Not sure if the suspicious fibres sealed beneath the surface of your home is something harmless or a form of the dangerous asbestos mineral? That's okay. Identifying asbestos is notoriously difficult for those who are untrained or unequipped with the proper tools. If you notice any fibrous material in your home, don't try and inspect it yourseld, call Canada's Restoration Service for safe and professional asbestos testing and asbestos removal in Canada.
Our team of trained and experienced asbestos technicians will carefully inspect your property, collect samples for asbestos testing, and submit them to 3rd party labs for fast and accurate results. Once tests confirm the presence of asbestos on your property, we will orchestrate comprehensive asbestos removal that is designed to maximize safety.

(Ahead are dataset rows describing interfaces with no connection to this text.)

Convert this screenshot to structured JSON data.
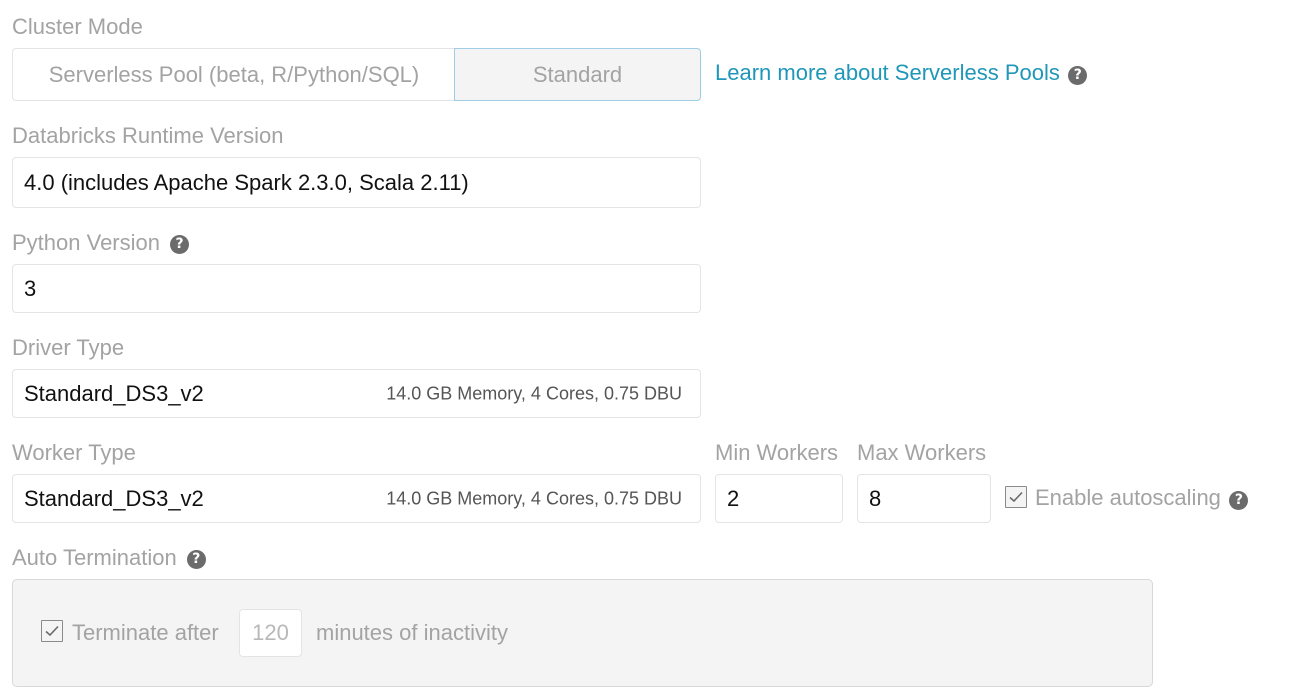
{
  "cluster_mode": {
    "label": "Cluster Mode",
    "options": [
      "Serverless Pool (beta, R/Python/SQL)",
      "Standard"
    ],
    "selected": "Standard",
    "learn_more_link": "Learn more about Serverless Pools"
  },
  "runtime": {
    "label": "Databricks Runtime Version",
    "value": "4.0 (includes Apache Spark 2.3.0, Scala 2.11)"
  },
  "python": {
    "label": "Python Version",
    "value": "3"
  },
  "driver": {
    "label": "Driver Type",
    "value": "Standard_DS3_v2",
    "meta": "14.0 GB Memory, 4 Cores, 0.75 DBU"
  },
  "worker": {
    "label": "Worker Type",
    "value": "Standard_DS3_v2",
    "meta": "14.0 GB Memory, 4 Cores, 0.75 DBU",
    "min_label": "Min Workers",
    "min_value": "2",
    "max_label": "Max Workers",
    "max_value": "8",
    "autoscaling_label": "Enable autoscaling",
    "autoscaling_checked": true
  },
  "auto_termination": {
    "label": "Auto Termination",
    "checked": true,
    "prefix": "Terminate after",
    "minutes": "120",
    "suffix": "minutes of inactivity"
  },
  "colors": {
    "link": "#1f97b8",
    "selected_border": "#9fcde6",
    "muted_text": "#a3a3a3",
    "panel_bg": "#f4f4f4"
  },
  "icons": [
    "help-icon",
    "checkbox-checked-icon"
  ]
}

What Types of Asbestos Should You Look Out For?
If you'd like to know what forms of asbestos you're at risk for, read on. Please note, all asbestso should be avoided. If you encounter any potential materials that contain the dangerous mineral, your safest option is to call Canada's Restoration Service for asbestos testing and asbestos removal. There are three main variations of asbestos that you can encounter: chrysotile, amosite, crocidolite, anthophyllite, tremolite, and actinolite.
Chrysotile: This version of asbestos is also known as "white asbestos." Chrysotile was the most commonly used form of asbestos found in various residential and commercial applications from the ceiling, walls, and roofs to toilet seats, floors, and even automotive parts. While it's considered the least deadly, white asbestos should not be disturbed.

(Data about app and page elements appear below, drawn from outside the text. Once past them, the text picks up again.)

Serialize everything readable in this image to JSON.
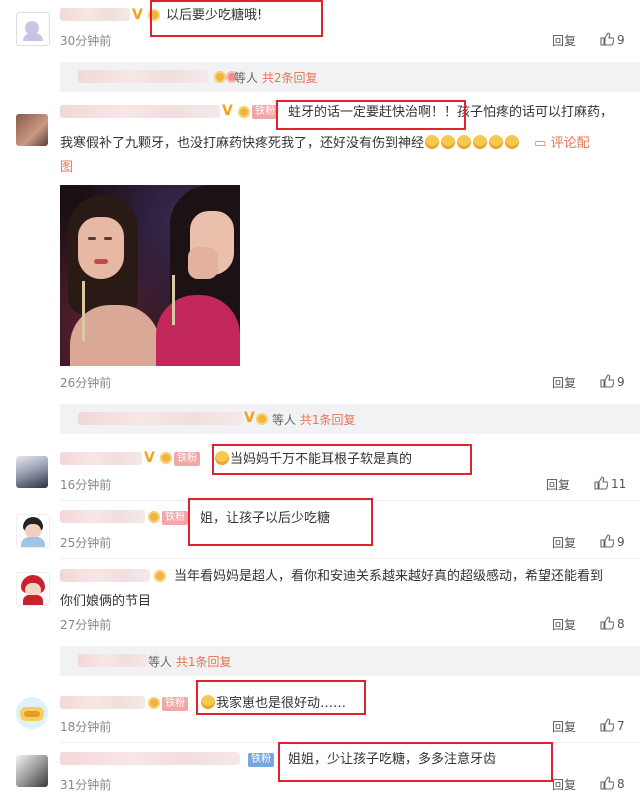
{
  "actions": {
    "reply": "回复"
  },
  "comments": [
    {
      "text": "以后要少吃糖哦!",
      "time": "30分钟前",
      "likes": "9"
    },
    {
      "text": "蛀牙的话一定要赶快治啊！！孩子怕疼的话可以打麻药，",
      "text2": "我寒假补了九颗牙，也没打麻药快疼死我了，还好没有伤到神经",
      "annotation": "评论配",
      "annotation2": "图",
      "time": "26分钟前",
      "likes": "9"
    },
    {
      "text": "当妈妈千万不能耳根子软是真的",
      "time": "16分钟前",
      "likes": "11"
    },
    {
      "text": "姐，让孩子以后少吃糖",
      "time": "25分钟前",
      "likes": "9"
    },
    {
      "text": "当年看妈妈是超人，看你和安迪关系越来越好真的超级感动，希望还能看到",
      "text2": "你们娘俩的节目",
      "time": "27分钟前",
      "likes": "8"
    },
    {
      "text": "我家崽也是很好动……",
      "time": "18分钟前",
      "likes": "7"
    },
    {
      "text": "姐姐，少让孩子吃糖，多多注意牙齿",
      "time": "31分钟前",
      "likes": "8"
    }
  ],
  "threads": [
    {
      "prefix": "等人",
      "more": "共2条回复"
    },
    {
      "prefix": "等人",
      "more": "共1条回复"
    },
    {
      "prefix": "等人",
      "more": "共1条回复"
    }
  ],
  "badges": {
    "fan": "铁粉",
    "vip": "V"
  },
  "colors": {
    "highlight_box": "#e2232f",
    "link": "#eb7350",
    "thread_bg": "#f2f2f5"
  }
}
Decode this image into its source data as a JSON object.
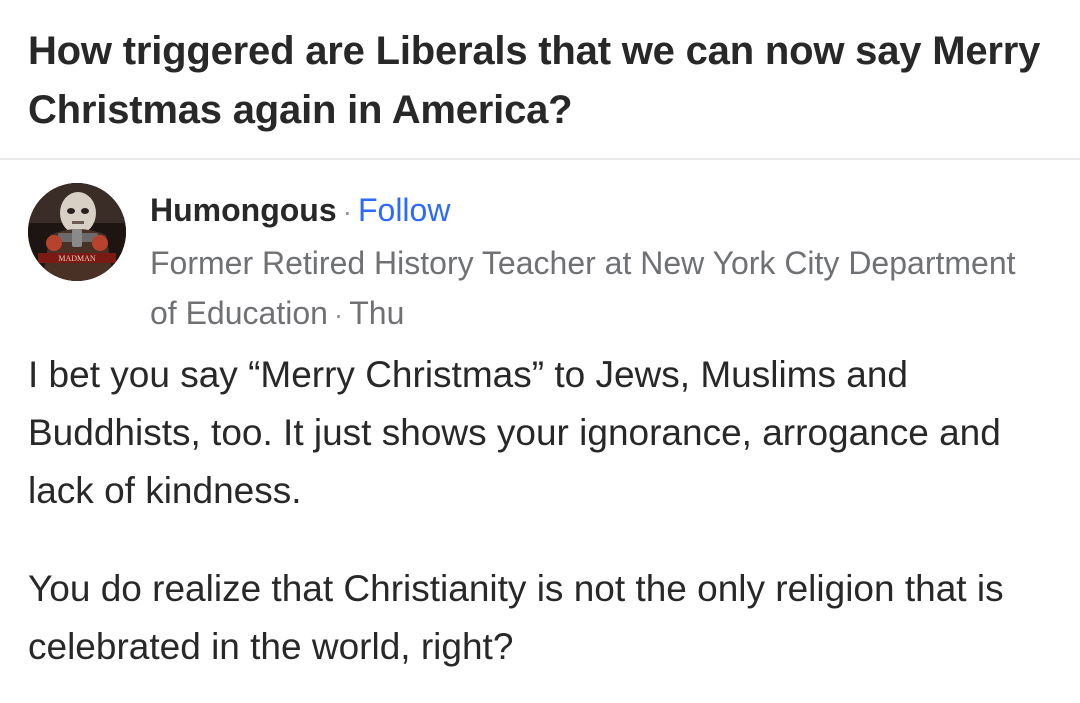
{
  "question": {
    "title": "How triggered are Liberals that we can now say Merry Christmas again in America?"
  },
  "author": {
    "name": "Humongous",
    "separator": "·",
    "follow_label": "Follow",
    "avatar_icon": "masked-man-avatar-icon",
    "avatar_caption": "MADMAN",
    "credential": "Former Retired History Teacher at New York City Department of Education",
    "timestamp": "Thu"
  },
  "answer": {
    "paragraphs": [
      "I bet you say “Merry Christmas” to Jews, Muslims and Buddhists, too. It just shows your ignorance, arrogance and lack of kindness.",
      "You do realize that Christianity is not the only religion that is celebrated in the world, right?"
    ]
  },
  "colors": {
    "text": "#282829",
    "secondary_text": "#6f7174",
    "link": "#2e69ff",
    "divider": "#e8e8e8"
  }
}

Amosite: Brown asbestos or amosite was commonly used for its insulating properties in piping, cement sheets, ceiling tiles, and spray coatings. Amosite is considered more dangerous than white asbestos.

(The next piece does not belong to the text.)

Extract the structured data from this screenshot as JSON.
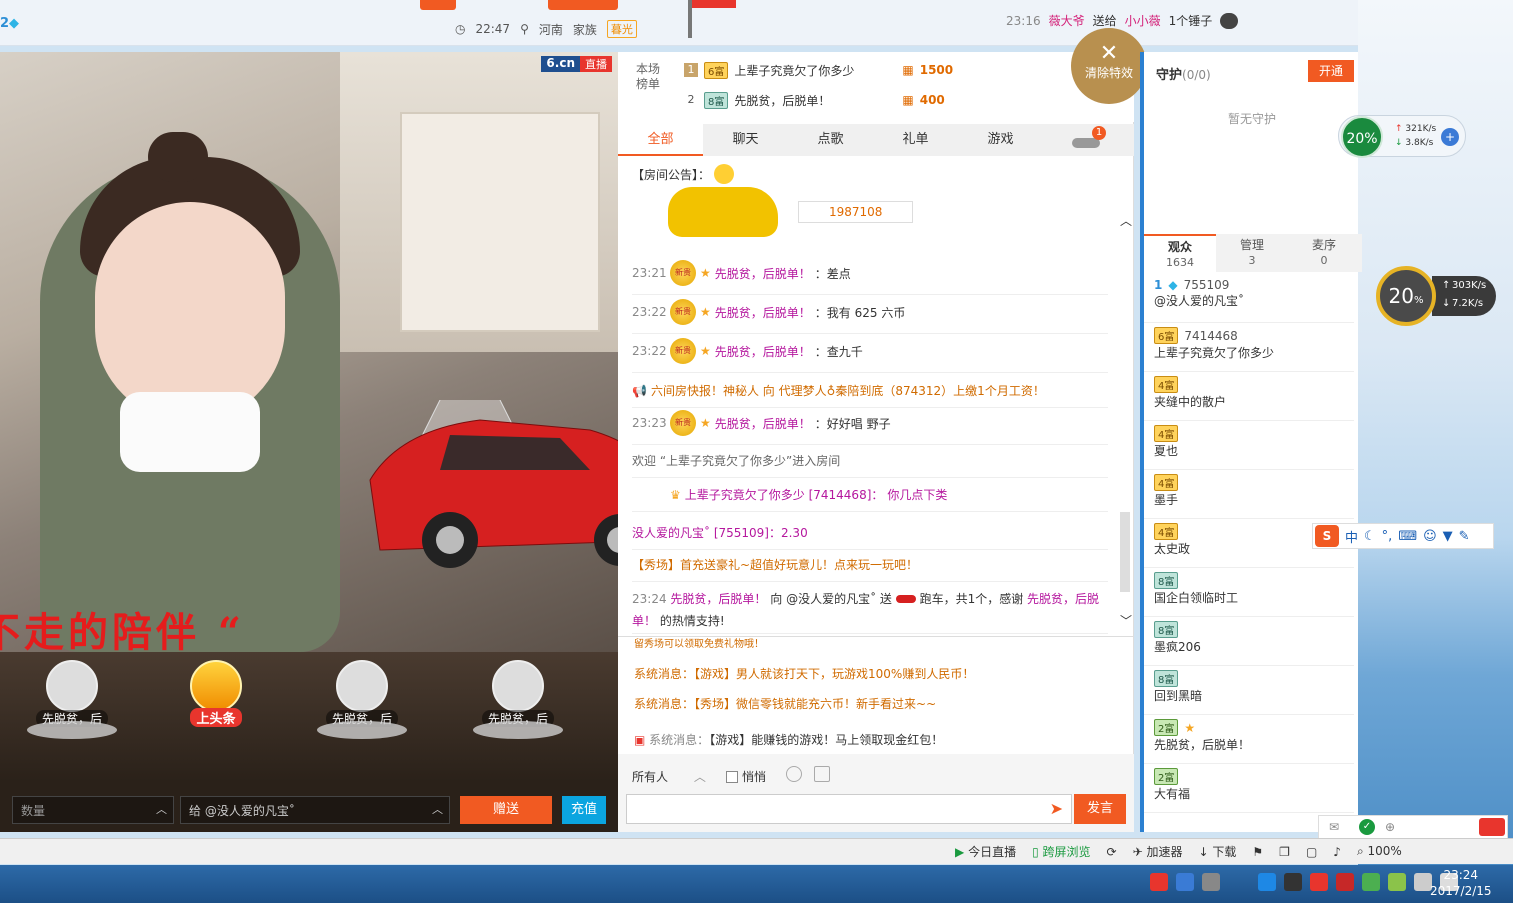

Crocidolite: Otherwise known as blue asbestos, crocidolite was used less commonly than white or brown asbestos in homes and commercial buildings. Traditionally used in steam engines, crocidolite asbestos can also be found in spray coatings, pipework, and insulation products. Like brown asbestos, blue asbestos poses a significant health risk if its fibres are inhaled.
Anthophyllite: While anthophyllite is not attributed to a colour name, it can appear brown or yellow. It's less common than brown, white, or blue asbestos but can be found sometimes in talc products, cement, and vermiculite insulation products.
While common asbestos types are labelled by their colours, their fine fibres make any colours difficult to safely identify. If you suspect that asbestos is on your property, the team at Canada's Restoration will complete a thorough asbestos inspection and test samples for accurate identification.
You can book an inspection from Canada's Restoration Services prior to physically identifying any potential asbestos-containing materials. For an inspection, we will send a team member to assess the specified area, room, or property for traces of asbestos and evaluate the risk it presents. Because asbestos can become dangerous easily, it's always best to leave asbestos-related activities to a trained professional. During inspections, our technicians will ensure that all proper measures are taken to ensure the safety of everyone in the vicinity.
Contact Canada's Restoration Services right away if you think you're at risk for asbestos exposure and get started on your road to asbestos removal today.